The 2004 Asian H5N1 epizootic outbreak indicates the urgent need for vaccines against highly pathogenic avian influenza (HPAI) virus. The manufacture of inactivated whole-virus vaccines from HPAI viruses by traditional methods is not feasible for safety reasons as well as technical issues. The low pathogenic avian influenza A/wild bird feces/CSM2/02 (H5N3) virus was used as a heterologous neuraminidase vaccine, and HPAI A/CK/Korea/ES/03 (H5N1) virus was used as a homologous neuraminidase vaccine. Protection efficacy of both vaccines was evaluated by clinical signs, mortality rates, and virus shedding from oropharynx and cloaca of vaccinated chickens after challenge with HPAI A/CK/Korea/ES/03 (H5N1) virus. One dose of 128 hemagglutinin (HA) homologous H5N1 vaccine induced 100% protection in mortality and prevented viral shedding completely after lethal dose virus challenge, whereas one dose of 64 HA unit of heterologous H5N3 vaccine only induced 50% protection in mortality, and it did not prevent viral shedding.
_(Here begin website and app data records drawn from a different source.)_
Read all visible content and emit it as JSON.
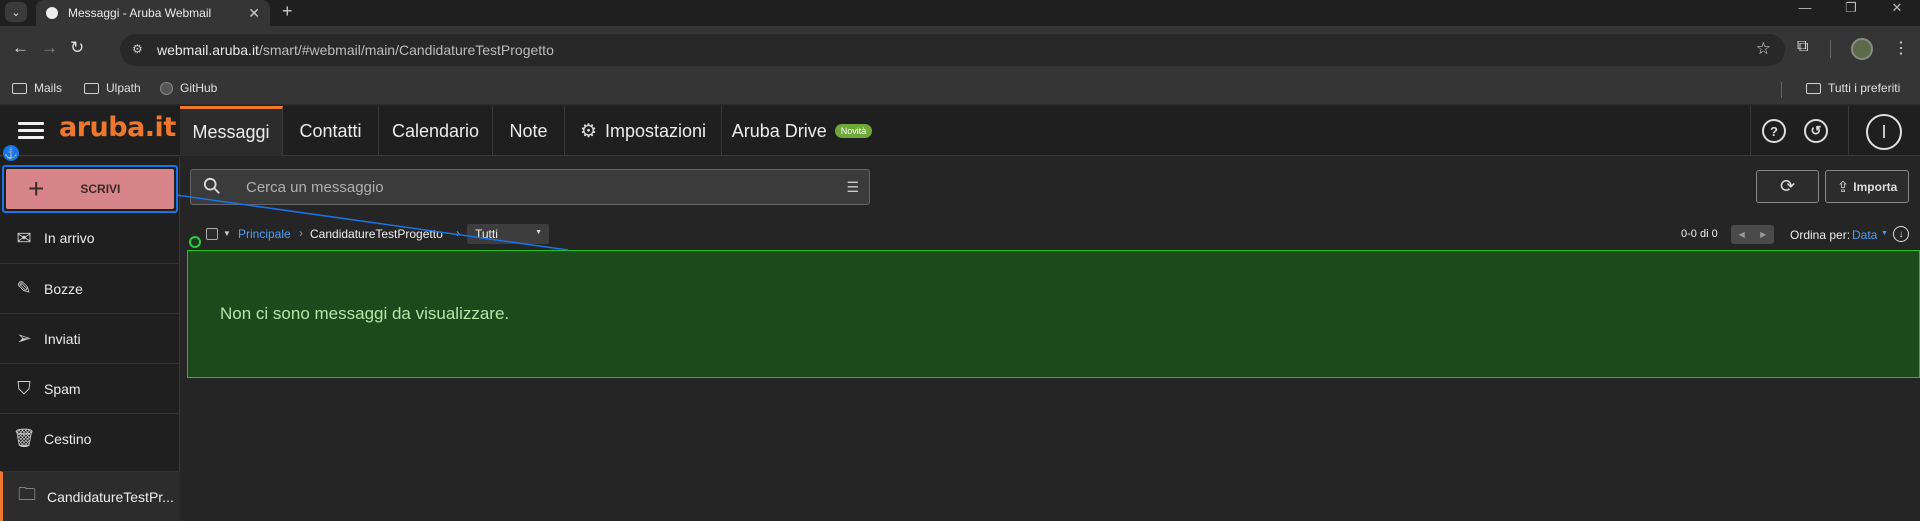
{
  "browser": {
    "tab_title": "Messaggi - Aruba Webmail",
    "url_host": "webmail.aruba.it",
    "url_path": "/smart/#webmail/main/CandidatureTestProgetto",
    "bookmarks": [
      "Mails",
      "Ulpath",
      "GitHub"
    ],
    "all_bookmarks": "Tutti i preferiti"
  },
  "app": {
    "logo": "aruba.it",
    "tabs": [
      {
        "label": "Messaggi"
      },
      {
        "label": "Contatti"
      },
      {
        "label": "Calendario"
      },
      {
        "label": "Note"
      },
      {
        "label": "Impostazioni"
      },
      {
        "label": "Aruba Drive",
        "badge": "Novità"
      }
    ],
    "user_initial": "I"
  },
  "sidebar": {
    "compose_label": "SCRIVI",
    "folders": [
      {
        "label": "In arrivo",
        "icon": "envelope-icon"
      },
      {
        "label": "Bozze",
        "icon": "draft-icon"
      },
      {
        "label": "Inviati",
        "icon": "send-icon"
      },
      {
        "label": "Spam",
        "icon": "spam-shield-icon"
      },
      {
        "label": "Cestino",
        "icon": "trash-icon"
      },
      {
        "label": "CandidatureTestPr...",
        "icon": "folder-icon"
      }
    ]
  },
  "search": {
    "placeholder": "Cerca un messaggio"
  },
  "toolbar": {
    "import_label": "Importa",
    "breadcrumb_root": "Principale",
    "breadcrumb_current": "CandidatureTestProgetto",
    "filter_value": "Tutti",
    "count": "0-0 di 0",
    "sort_label": "Ordina per:",
    "sort_value": "Data"
  },
  "messages": {
    "empty_text": "Non ci sono messaggi da visualizzare."
  },
  "colors": {
    "accent": "#f0782d",
    "link": "#4d9ff5",
    "highlight": "#1fc21f",
    "compose_bg": "#d8858a"
  }
}
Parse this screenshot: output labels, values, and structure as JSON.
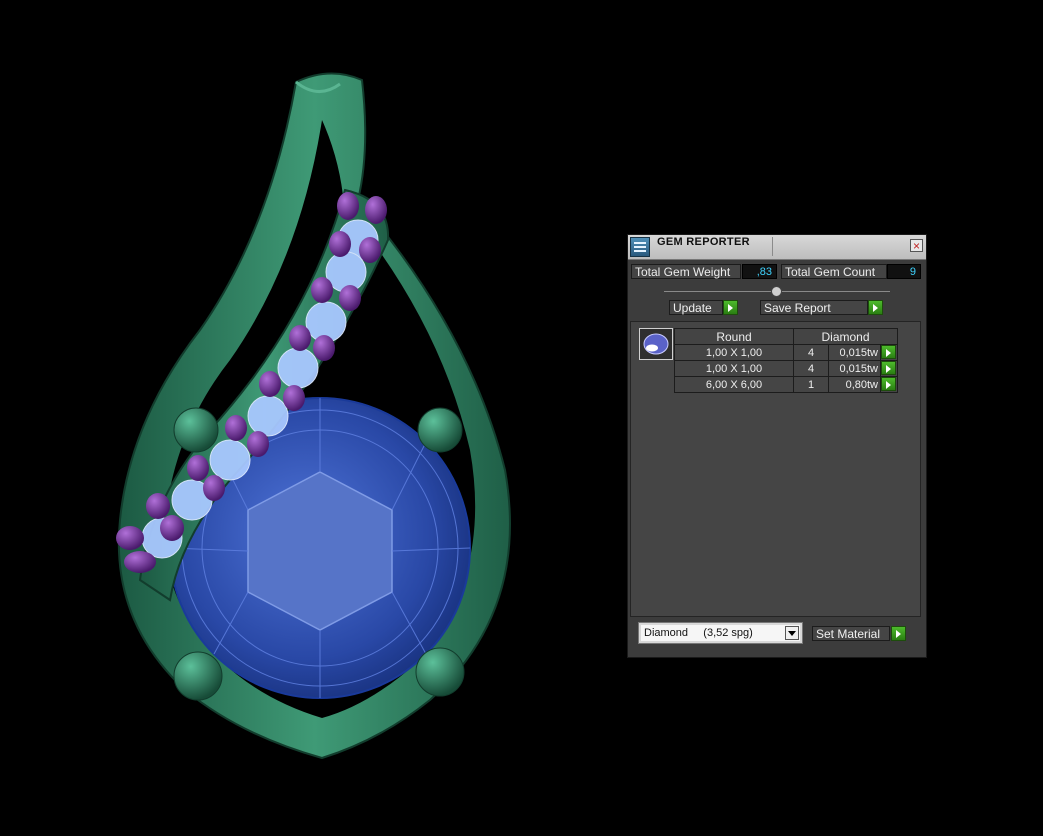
{
  "panel": {
    "title": "GEM REPORTER",
    "close_symbol": "×",
    "total_weight_label": "Total Gem Weight",
    "total_weight_value": ",83",
    "total_count_label": "Total Gem Count",
    "total_count_value": "9",
    "update_label": "Update",
    "save_report_label": "Save Report",
    "table": {
      "header_shape": "Round",
      "header_material": "Diamond",
      "rows": [
        {
          "size": "1,00 X 1,00",
          "count": "4",
          "weight": "0,015tw"
        },
        {
          "size": "1,00 X 1,00",
          "count": "4",
          "weight": "0,015tw"
        },
        {
          "size": "6,00 X 6,00",
          "count": "1",
          "weight": "0,80tw"
        }
      ]
    },
    "material_select": "Diamond     (3,52 spg)",
    "set_material_label": "Set Material"
  },
  "icons": {
    "title": "gem-report-icon",
    "thumb": "round-gem-icon",
    "arrow": "play-arrow-icon",
    "dropdown": "chevron-down-icon"
  },
  "colors": {
    "metal": "#2c7a5e",
    "center_stone": "#2d4fb0",
    "side_stones": "#a8c8ff",
    "prongs": "#7a3aa2",
    "accent_green": "#3ea820",
    "value_text": "#3fd4ff"
  }
}
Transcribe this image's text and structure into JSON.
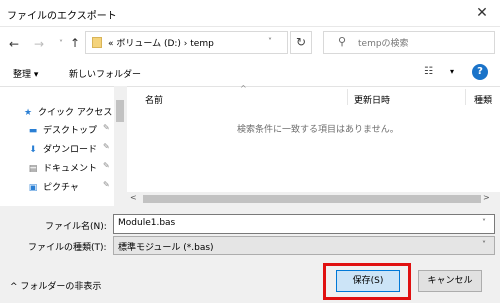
{
  "window": {
    "title": "ファイルのエクスポート",
    "close_glyph": "✕"
  },
  "nav": {
    "back_glyph": "←",
    "forward_glyph": "→",
    "history_glyph": "˅",
    "up_glyph": "↑",
    "address_path": "«  ボリューム (D:)  ›  temp",
    "address_dropdown_glyph": "˅",
    "refresh_glyph": "↻",
    "search_glyph": "⚲",
    "search_placeholder": "tempの検索"
  },
  "toolbar": {
    "organize": "整理 ▾",
    "new_folder": "新しいフォルダー",
    "view_glyph": "☷",
    "view_dropdown_glyph": "▾",
    "help": "?"
  },
  "sidebar": {
    "items": [
      {
        "icon": "★",
        "label": "クイック アクセス",
        "pinned": false
      },
      {
        "icon": "▬",
        "label": "デスクトップ",
        "pinned": true
      },
      {
        "icon": "⬇",
        "label": "ダウンロード",
        "pinned": true
      },
      {
        "icon": "▤",
        "label": "ドキュメント",
        "pinned": true
      },
      {
        "icon": "▣",
        "label": "ピクチャ",
        "pinned": true
      }
    ],
    "pin_glyph": "📌"
  },
  "filelist": {
    "columns": [
      "名前",
      "更新日時",
      "種類"
    ],
    "sort_glyph": "^",
    "empty_message": "検索条件に一致する項目はありません。",
    "scroll_left": "<",
    "scroll_right": ">"
  },
  "form": {
    "filename_label": "ファイル名(N):",
    "filename_value": "Module1.bas",
    "filetype_label": "ファイルの種類(T):",
    "filetype_value": "標準モジュール (*.bas)",
    "dropdown_glyph": "˅"
  },
  "footer": {
    "hide_folders": "^  フォルダーの非表示",
    "save": "保存(S)",
    "cancel": "キャンセル"
  },
  "colors": {
    "accent": "#0078d7",
    "highlight_box": "#e01010"
  }
}
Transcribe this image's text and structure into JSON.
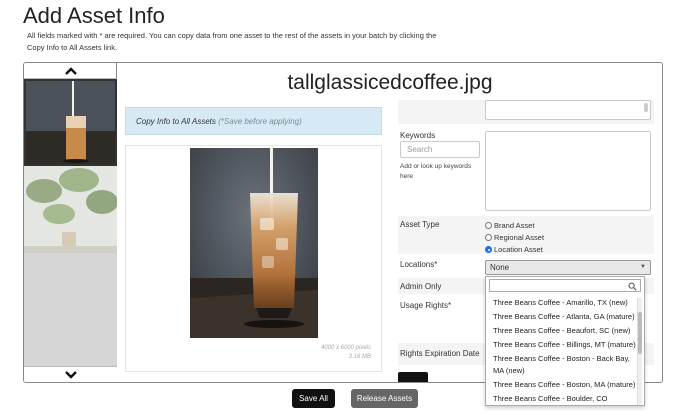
{
  "page": {
    "title": "Add Asset Info",
    "instructions": "All fields marked with * are required. You can copy data from one asset to the rest of the assets in your batch by clicking the Copy Info to All Assets link."
  },
  "asset": {
    "filename": "tallglassicedcoffee.jpg",
    "dimensions": "4000 x 6000 pixels",
    "filesize": "3.16 MB"
  },
  "copy_info": {
    "label": "Copy Info to All Assets",
    "note": "(*Save before applying)"
  },
  "form": {
    "keywords_label": "Keywords",
    "keywords_placeholder": "Search",
    "keywords_help": "Add or look up keywords here",
    "asset_type_label": "Asset Type",
    "asset_types": [
      "Brand Asset",
      "Regional Asset",
      "Location Asset"
    ],
    "asset_type_selected": "Location Asset",
    "locations_label": "Locations*",
    "locations_value": "None",
    "admin_only_label": "Admin Only",
    "usage_rights_label": "Usage Rights*",
    "rights_expiration_label": "Rights Expiration Date"
  },
  "dropdown": {
    "options": [
      "Three Beans Coffee - Amarillo, TX (new)",
      "Three Beans Coffee - Atlanta, GA (mature)",
      "Three Beans Coffee - Beaufort, SC (new)",
      "Three Beans Coffee - Billings, MT (mature)",
      "Three Beans Coffee - Boston - Back Bay, MA (new)",
      "Three Beans Coffee - Boston, MA (mature)",
      "Three Beans Coffee - Boulder, CO (mature)"
    ]
  },
  "buttons": {
    "save_all": "Save All",
    "release_assets": "Release Assets"
  },
  "icons": {
    "up": "chevron-up-icon",
    "down": "chevron-down-icon",
    "search": "search-icon",
    "caret": "caret-down-icon"
  },
  "colors": {
    "copy_box_bg": "#d6eaf5",
    "primary_button": "#111111",
    "secondary_button": "#666666",
    "radio_selected": "#1a73e8"
  }
}
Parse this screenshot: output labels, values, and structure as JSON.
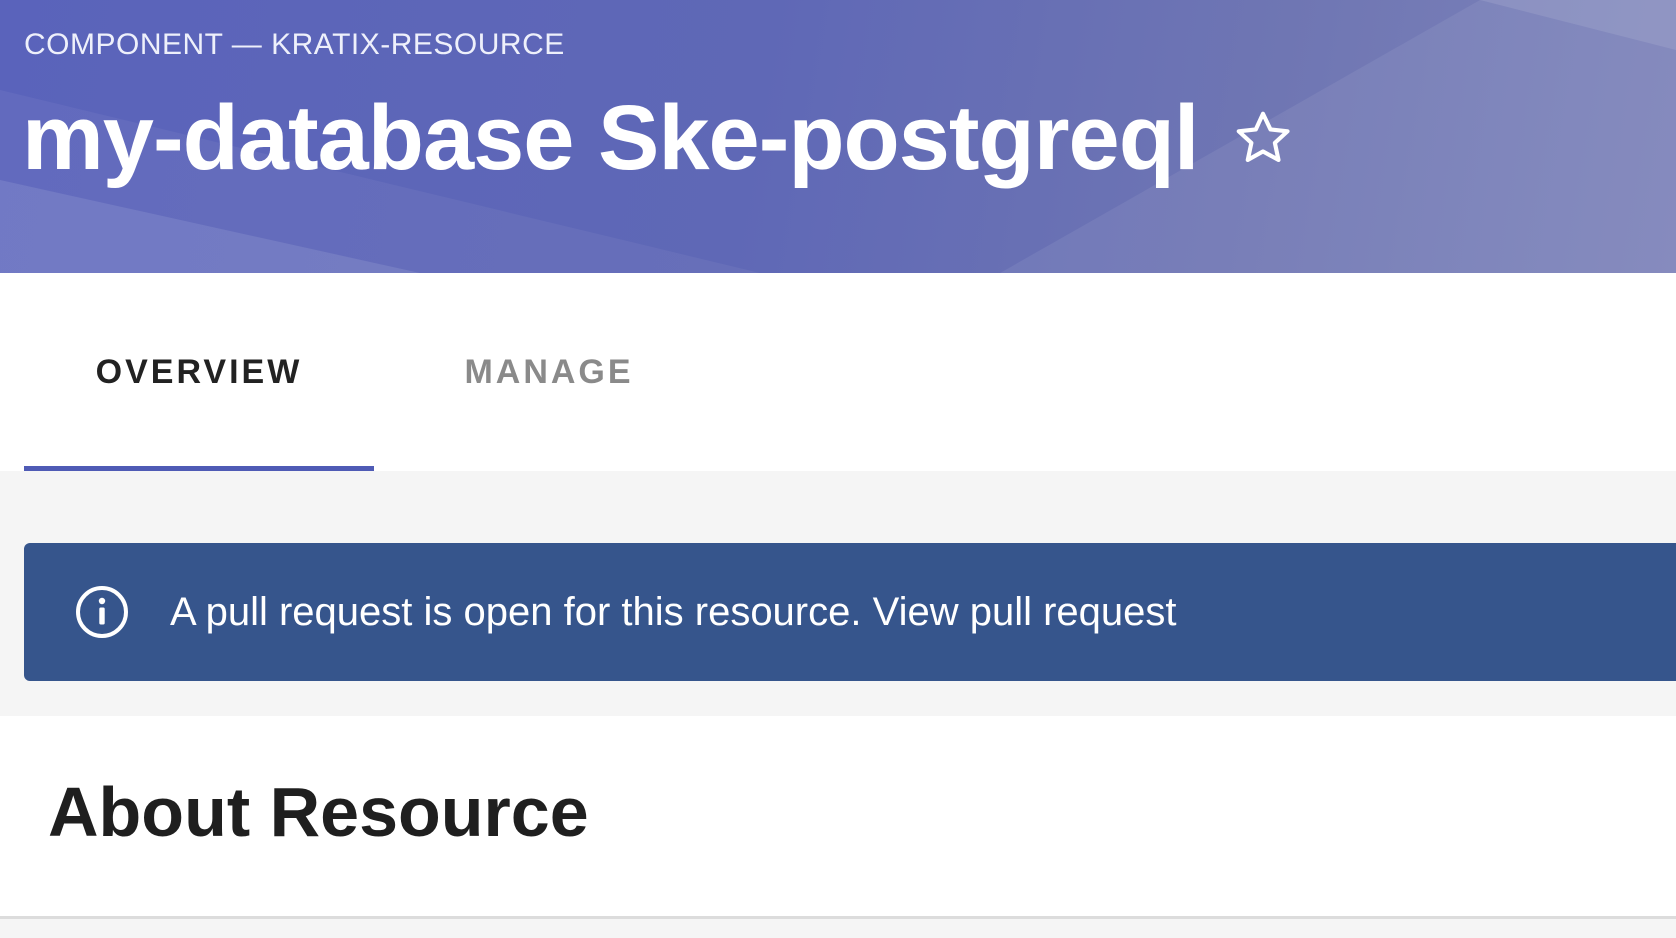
{
  "header": {
    "kind_label": "COMPONENT — KRATIX-RESOURCE",
    "title": "my-database Ske-postgreql",
    "favorite_icon": "star-outline-icon"
  },
  "tabs": [
    {
      "label": "OVERVIEW",
      "selected": true
    },
    {
      "label": "MANAGE",
      "selected": false
    }
  ],
  "banner": {
    "icon": "info-icon",
    "message": "A pull request is open for this resource.",
    "link_label": "View pull request"
  },
  "about": {
    "title": "About Resource"
  },
  "colors": {
    "header_bg": "#5f68b6",
    "tab_indicator": "#4f5bb5",
    "banner_bg": "#36558c"
  }
}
However, two doses at a 3-wk interval of 64 HA unit of heterologous H5N3 vaccine as well as one dose of 1024 HA unit of heterologous H5N3 vaccine induced 100% survival rate and could prevent viral shedding completely. Furthermore, we could differentiate the sera of infected birds from those of vaccinated birds by indirect immunofluorescent antibody test. These results suggest that heterologous neuraminidase H5N3 vaccine could be a useful tool for the control of H5N1 HPAI epidemic in poultry.

PMID: 17494612 [PubMed - indexed for MEDLINE]

20.08.2007, 18:05
Avian Dis. 2007 Mar ;51 (1 Suppl):498-500 17494618

Efficacy of a fowlpox-vectored avian influenza H5 vaccine against Asian H5N1 highly pathogenic avian influenza virus challenge.
[My paper] Michel Bublot , Nikki Pritchard , Julio S Cruz , Thomas R Mickle , Paul Selleck , David E Swayne
A recombinant fowlpox-avian influenza (AI) H5 vaccine (rFP-AIV-HS) expressing the hemagglutinin of the A/turkey/Ireland/1378/83 H5N8 AI isolate has been used in Central America since 1998 to control H5N2 low pathogenicity AI. Previously, this vaccine was shown to induce full protection against a panel of H5 highly pathogenic (HP) AI isolates, including HPAI H5N1. Here, we evaluate the efficacy of rFP-AIV-H5 against escalating doses of HPAI H5N1 A/chicken/ SouthKorea/ES/03 isolate and against the HPAI H5N1 A/chicken/Vietnam/0008/2004 isolate. In both studies, 1-day-old specific pathogen-free (SPF) chickens were vaccinated by subcutaneous route with rFP-AIV-H5 and challenged 3 wk later by the oronasal route. In the first study, full protection was observed up to a challenge dose of 6.5 log10 embryo infectious dose (EID50), and the 50% chicken infectious dose was estimated to be 3.1 and 8.5 log10 EID50 in the control and the rFP-AIV-H5-vaccinated group, respectively. A 2-4 log10 and > 4 log10 reduction of oral and cloacal shedding was observed in rFP-AIV-H5 vaccinated birds, respectively. The rFP-AIV-H5 vaccine induced hemagglutination inhibition antibodies (5.2 log2) detectable with homologous H5N8 antigen. In the second study, rFP-AIV-HS-vaccinated chicks were fully protected against morbidity and mortality after challenge with the 2004 Vietnam isolate, whereas unvaccinated chickens died within 2 days of challenge. Shedding in cloacal swabs was detected in all unvaccinated controls but in none of the rFP-AIV-H5-vaccinated chickens. Together, these results confirm the excellent level of protection induced by rFP-AIV-H5 in SPF chickens against two recent Asian HPAI H5N1 isolates